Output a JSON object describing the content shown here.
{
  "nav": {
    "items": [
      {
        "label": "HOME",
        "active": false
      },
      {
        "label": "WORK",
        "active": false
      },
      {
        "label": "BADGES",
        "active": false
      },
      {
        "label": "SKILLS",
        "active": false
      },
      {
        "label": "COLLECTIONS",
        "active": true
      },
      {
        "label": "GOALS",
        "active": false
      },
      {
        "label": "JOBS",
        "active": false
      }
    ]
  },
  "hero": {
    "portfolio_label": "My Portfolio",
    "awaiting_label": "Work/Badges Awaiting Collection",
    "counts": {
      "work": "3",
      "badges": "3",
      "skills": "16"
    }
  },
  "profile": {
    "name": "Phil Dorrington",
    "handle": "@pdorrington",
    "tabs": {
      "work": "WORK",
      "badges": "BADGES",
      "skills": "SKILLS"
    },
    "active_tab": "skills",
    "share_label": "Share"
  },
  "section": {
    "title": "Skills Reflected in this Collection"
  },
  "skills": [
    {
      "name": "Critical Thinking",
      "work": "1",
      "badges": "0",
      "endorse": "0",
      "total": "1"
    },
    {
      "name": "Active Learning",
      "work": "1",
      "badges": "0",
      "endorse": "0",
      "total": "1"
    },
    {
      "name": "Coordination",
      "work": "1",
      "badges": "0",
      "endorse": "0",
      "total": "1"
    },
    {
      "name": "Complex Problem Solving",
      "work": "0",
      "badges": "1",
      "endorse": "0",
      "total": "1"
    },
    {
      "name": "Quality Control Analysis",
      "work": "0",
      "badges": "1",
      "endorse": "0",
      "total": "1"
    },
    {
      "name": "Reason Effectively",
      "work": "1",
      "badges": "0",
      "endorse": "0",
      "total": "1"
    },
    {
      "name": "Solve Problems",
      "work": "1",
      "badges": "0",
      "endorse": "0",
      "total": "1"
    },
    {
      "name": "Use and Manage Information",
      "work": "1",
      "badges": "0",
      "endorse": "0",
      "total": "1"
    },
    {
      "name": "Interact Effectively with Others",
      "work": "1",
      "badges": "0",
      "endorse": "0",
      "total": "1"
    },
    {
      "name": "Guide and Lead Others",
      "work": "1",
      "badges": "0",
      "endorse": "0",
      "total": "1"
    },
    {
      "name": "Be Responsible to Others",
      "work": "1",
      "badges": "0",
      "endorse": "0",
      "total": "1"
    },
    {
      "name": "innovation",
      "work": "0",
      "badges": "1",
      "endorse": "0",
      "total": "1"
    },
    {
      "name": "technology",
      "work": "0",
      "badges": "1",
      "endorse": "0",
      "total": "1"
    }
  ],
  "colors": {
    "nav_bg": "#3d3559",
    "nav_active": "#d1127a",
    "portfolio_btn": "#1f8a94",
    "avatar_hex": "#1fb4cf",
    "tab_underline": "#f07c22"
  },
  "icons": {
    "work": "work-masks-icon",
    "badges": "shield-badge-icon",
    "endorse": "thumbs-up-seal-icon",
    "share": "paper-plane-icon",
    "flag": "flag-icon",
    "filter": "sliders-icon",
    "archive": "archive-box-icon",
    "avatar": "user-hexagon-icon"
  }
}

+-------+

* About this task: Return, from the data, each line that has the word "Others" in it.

* Output of the exercise:
      "name": "Interact Effectively with Others",
      "name": "Guide and Lead Others",
      "name": "Be Responsible to Others",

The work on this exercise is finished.